**ACTION ITEM**
Across the following data, how many lines include the string "카카오페이"? Reply with the number and nothing more.

**INFORMATION SUPPLIED**
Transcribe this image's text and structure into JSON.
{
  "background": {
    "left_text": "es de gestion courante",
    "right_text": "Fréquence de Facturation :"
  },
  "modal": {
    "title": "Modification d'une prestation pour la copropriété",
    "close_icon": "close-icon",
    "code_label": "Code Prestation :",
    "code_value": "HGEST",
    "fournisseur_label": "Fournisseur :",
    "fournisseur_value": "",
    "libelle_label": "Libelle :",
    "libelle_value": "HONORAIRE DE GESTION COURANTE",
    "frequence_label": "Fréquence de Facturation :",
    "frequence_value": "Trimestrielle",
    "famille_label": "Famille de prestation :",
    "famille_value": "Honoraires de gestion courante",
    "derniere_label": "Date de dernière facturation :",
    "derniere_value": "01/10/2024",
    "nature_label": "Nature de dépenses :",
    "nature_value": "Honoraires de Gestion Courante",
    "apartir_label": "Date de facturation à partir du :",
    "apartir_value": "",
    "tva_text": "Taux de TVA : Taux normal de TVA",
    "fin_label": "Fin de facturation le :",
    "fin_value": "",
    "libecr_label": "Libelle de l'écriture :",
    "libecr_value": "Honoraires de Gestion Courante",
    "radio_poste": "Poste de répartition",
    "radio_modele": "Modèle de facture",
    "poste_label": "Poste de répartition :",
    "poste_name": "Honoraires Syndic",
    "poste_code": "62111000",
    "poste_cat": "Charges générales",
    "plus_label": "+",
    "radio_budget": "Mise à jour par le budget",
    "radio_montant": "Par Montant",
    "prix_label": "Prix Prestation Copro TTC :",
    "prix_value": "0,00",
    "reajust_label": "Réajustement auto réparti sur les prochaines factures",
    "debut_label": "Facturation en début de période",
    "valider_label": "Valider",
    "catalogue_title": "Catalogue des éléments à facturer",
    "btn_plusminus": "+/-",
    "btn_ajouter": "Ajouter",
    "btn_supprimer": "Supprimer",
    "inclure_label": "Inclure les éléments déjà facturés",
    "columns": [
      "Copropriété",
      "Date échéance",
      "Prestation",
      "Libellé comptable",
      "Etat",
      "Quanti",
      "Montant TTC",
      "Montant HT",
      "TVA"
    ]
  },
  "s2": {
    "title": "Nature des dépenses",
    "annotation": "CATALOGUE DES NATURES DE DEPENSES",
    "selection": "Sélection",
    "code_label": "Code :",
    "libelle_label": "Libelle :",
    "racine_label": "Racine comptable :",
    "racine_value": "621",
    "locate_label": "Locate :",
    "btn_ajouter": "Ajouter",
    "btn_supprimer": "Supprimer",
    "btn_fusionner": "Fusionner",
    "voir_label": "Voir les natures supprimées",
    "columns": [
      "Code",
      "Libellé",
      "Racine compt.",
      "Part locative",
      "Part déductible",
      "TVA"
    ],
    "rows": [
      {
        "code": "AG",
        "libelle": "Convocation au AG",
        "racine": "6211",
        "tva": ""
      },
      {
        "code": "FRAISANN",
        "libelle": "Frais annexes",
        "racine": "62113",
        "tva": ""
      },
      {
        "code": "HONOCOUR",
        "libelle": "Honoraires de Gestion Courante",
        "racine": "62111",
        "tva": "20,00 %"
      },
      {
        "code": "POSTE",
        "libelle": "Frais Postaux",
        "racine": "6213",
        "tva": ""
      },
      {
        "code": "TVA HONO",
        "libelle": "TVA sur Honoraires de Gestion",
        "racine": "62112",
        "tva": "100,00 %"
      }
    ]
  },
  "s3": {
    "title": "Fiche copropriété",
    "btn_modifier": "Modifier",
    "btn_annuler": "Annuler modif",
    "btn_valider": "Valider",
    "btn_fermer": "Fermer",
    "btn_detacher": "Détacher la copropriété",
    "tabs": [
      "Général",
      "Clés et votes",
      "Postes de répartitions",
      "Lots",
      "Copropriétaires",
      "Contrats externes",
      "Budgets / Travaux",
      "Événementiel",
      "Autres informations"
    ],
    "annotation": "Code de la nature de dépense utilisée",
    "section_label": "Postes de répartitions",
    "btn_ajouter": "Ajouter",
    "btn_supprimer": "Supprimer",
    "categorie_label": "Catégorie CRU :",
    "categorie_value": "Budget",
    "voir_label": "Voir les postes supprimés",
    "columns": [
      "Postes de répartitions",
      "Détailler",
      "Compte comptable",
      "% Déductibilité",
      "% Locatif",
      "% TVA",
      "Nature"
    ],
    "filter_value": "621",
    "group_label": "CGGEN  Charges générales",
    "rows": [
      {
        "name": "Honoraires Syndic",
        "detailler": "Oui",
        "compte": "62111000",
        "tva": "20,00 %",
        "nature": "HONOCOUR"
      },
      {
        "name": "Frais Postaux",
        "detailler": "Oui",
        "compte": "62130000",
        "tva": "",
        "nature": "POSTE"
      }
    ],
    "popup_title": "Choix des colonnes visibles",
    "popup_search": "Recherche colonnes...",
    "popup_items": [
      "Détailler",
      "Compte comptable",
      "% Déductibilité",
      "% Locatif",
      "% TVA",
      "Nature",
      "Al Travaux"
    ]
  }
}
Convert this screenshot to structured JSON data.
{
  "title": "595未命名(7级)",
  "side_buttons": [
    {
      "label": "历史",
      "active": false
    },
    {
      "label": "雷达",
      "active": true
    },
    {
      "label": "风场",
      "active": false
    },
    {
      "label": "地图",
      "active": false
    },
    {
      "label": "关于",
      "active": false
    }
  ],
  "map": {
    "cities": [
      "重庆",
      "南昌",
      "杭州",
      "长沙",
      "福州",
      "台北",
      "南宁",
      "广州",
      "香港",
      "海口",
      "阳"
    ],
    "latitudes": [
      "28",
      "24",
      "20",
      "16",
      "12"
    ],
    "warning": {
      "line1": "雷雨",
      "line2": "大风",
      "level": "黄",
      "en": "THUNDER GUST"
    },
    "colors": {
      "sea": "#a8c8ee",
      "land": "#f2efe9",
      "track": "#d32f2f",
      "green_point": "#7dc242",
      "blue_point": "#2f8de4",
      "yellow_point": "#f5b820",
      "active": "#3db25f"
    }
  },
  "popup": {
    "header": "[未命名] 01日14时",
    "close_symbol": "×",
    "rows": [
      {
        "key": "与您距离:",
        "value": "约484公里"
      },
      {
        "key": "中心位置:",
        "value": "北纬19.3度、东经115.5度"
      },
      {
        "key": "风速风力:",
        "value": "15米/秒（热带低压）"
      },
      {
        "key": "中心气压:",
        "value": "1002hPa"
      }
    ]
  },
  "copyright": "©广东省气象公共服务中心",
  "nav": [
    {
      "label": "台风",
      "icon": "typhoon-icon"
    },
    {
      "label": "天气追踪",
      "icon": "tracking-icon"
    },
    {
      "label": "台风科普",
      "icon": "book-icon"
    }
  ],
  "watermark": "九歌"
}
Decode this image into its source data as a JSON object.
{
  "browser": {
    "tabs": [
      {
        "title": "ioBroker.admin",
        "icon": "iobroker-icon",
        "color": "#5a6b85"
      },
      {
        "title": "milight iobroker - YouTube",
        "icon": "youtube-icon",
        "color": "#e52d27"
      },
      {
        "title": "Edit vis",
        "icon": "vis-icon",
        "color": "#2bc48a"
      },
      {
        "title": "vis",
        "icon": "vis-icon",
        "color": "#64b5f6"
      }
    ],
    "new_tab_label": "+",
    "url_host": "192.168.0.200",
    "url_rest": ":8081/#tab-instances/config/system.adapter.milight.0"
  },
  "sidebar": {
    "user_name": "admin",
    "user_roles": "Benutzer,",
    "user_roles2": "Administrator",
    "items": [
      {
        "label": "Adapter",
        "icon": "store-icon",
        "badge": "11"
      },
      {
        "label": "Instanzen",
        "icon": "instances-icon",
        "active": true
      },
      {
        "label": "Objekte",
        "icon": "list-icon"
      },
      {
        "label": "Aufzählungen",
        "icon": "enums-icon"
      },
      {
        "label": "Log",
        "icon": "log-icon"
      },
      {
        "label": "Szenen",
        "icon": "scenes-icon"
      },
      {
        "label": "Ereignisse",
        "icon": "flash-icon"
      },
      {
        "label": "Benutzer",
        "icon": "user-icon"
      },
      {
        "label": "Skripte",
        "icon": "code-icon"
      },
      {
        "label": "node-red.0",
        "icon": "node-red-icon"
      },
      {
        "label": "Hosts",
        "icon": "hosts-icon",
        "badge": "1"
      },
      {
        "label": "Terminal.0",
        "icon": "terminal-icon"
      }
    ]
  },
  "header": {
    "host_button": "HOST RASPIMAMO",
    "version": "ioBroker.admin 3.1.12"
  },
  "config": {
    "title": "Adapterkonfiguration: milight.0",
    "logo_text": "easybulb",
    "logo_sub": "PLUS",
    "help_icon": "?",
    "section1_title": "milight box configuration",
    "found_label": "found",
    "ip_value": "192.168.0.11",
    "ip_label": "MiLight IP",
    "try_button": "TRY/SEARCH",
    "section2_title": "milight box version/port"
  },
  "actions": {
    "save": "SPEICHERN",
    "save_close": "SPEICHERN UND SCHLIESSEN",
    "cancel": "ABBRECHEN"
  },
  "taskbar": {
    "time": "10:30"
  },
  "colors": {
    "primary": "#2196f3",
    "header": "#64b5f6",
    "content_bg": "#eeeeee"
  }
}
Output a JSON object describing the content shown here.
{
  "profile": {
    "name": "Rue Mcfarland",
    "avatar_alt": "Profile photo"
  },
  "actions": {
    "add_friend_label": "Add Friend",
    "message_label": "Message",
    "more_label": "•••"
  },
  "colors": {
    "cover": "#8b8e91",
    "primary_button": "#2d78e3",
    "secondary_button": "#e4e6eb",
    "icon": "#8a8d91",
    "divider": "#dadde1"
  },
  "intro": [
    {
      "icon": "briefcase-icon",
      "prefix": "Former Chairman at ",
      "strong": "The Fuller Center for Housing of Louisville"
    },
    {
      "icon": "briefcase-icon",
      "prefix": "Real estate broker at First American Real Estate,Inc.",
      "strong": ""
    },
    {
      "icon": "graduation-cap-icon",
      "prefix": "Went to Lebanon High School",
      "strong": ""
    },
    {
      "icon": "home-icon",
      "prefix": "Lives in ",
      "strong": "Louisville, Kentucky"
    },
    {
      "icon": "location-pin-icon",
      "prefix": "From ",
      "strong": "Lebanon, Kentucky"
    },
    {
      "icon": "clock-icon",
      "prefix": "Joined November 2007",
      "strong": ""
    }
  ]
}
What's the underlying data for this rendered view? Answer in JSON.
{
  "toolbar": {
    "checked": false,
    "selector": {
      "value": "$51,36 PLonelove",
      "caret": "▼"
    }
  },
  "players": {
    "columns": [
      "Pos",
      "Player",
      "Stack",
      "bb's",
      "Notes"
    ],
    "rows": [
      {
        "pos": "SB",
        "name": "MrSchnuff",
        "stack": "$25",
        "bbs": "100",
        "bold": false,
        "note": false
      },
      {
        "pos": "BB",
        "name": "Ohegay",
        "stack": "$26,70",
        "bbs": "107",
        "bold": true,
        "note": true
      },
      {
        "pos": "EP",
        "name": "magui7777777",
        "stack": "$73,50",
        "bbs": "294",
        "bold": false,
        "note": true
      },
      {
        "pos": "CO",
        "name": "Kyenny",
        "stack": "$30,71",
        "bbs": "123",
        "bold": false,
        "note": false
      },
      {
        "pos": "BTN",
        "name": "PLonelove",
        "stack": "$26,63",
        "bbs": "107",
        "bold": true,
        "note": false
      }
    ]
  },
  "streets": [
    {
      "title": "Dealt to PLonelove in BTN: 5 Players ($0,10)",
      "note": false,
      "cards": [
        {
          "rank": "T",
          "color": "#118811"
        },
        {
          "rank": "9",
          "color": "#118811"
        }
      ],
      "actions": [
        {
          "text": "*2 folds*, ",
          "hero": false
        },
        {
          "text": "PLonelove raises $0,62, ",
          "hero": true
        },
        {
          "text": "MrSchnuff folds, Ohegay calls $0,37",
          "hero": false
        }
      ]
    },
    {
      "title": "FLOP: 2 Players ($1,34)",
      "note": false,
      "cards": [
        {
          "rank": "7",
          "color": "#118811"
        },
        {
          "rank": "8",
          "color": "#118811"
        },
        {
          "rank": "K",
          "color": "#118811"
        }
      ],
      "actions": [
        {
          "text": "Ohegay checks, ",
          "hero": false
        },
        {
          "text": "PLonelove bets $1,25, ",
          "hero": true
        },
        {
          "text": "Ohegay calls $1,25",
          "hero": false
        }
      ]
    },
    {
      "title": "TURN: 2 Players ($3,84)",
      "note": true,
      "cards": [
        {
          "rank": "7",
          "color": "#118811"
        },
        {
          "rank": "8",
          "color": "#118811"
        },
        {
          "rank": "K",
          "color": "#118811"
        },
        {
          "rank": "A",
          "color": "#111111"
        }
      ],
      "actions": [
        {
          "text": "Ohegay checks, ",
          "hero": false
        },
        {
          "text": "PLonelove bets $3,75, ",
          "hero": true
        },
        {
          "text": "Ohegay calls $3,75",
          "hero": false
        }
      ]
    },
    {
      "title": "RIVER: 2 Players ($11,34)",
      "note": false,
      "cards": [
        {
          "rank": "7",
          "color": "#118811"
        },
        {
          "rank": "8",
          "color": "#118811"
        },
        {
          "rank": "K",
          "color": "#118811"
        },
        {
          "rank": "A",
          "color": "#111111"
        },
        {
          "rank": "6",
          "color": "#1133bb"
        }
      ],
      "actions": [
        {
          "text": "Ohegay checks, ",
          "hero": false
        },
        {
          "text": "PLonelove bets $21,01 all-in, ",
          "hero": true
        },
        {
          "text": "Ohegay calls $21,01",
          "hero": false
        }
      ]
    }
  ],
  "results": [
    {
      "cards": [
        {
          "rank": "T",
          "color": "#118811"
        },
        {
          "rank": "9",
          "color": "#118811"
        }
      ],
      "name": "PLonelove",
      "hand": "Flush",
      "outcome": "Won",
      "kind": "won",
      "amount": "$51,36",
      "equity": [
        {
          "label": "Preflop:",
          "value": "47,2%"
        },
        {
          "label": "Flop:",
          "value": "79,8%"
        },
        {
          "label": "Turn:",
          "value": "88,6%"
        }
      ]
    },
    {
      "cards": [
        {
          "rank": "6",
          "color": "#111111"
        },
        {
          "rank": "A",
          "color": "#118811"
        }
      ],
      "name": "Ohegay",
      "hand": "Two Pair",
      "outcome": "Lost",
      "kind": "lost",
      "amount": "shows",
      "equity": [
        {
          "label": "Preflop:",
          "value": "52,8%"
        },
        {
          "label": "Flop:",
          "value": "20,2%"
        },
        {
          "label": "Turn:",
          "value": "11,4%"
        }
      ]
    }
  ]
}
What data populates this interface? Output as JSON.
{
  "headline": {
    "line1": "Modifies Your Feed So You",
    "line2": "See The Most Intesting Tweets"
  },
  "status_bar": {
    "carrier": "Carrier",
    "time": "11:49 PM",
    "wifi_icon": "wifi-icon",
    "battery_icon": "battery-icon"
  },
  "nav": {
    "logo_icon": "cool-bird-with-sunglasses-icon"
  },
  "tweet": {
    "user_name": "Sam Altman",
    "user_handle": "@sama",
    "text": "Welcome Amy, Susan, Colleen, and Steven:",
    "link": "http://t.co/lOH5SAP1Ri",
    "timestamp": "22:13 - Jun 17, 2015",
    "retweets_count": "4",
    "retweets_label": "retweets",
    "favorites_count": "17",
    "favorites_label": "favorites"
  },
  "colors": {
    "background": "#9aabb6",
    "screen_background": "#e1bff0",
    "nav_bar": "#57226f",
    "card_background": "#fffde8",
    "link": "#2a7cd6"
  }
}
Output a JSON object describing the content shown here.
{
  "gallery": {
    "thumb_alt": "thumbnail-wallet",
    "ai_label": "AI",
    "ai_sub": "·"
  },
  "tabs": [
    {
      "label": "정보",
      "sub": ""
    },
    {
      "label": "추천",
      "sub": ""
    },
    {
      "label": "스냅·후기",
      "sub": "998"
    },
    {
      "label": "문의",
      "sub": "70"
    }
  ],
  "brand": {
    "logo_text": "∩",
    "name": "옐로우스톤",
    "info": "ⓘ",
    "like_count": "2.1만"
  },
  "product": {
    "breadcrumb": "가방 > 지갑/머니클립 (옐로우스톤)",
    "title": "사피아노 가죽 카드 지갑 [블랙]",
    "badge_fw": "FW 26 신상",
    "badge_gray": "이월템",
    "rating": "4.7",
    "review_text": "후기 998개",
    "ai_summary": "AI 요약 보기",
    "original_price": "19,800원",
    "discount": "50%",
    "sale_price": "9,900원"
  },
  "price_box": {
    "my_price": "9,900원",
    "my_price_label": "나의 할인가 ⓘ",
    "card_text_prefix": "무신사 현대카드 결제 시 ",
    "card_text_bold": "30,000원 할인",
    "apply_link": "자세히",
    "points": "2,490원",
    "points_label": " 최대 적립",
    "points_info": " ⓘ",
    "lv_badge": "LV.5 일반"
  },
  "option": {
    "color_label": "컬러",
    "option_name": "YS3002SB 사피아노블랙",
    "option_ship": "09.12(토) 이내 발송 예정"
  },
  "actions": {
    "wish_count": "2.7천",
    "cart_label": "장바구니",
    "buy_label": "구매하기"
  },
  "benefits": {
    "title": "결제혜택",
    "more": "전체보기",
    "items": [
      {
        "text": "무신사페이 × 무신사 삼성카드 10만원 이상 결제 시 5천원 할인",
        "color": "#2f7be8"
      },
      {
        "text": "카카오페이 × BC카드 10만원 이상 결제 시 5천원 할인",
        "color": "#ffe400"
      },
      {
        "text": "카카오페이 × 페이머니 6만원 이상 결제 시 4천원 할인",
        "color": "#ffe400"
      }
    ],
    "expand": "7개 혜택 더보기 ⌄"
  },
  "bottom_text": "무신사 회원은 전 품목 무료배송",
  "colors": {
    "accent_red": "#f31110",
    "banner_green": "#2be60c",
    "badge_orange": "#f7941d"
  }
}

**COMPLETED TASK**
2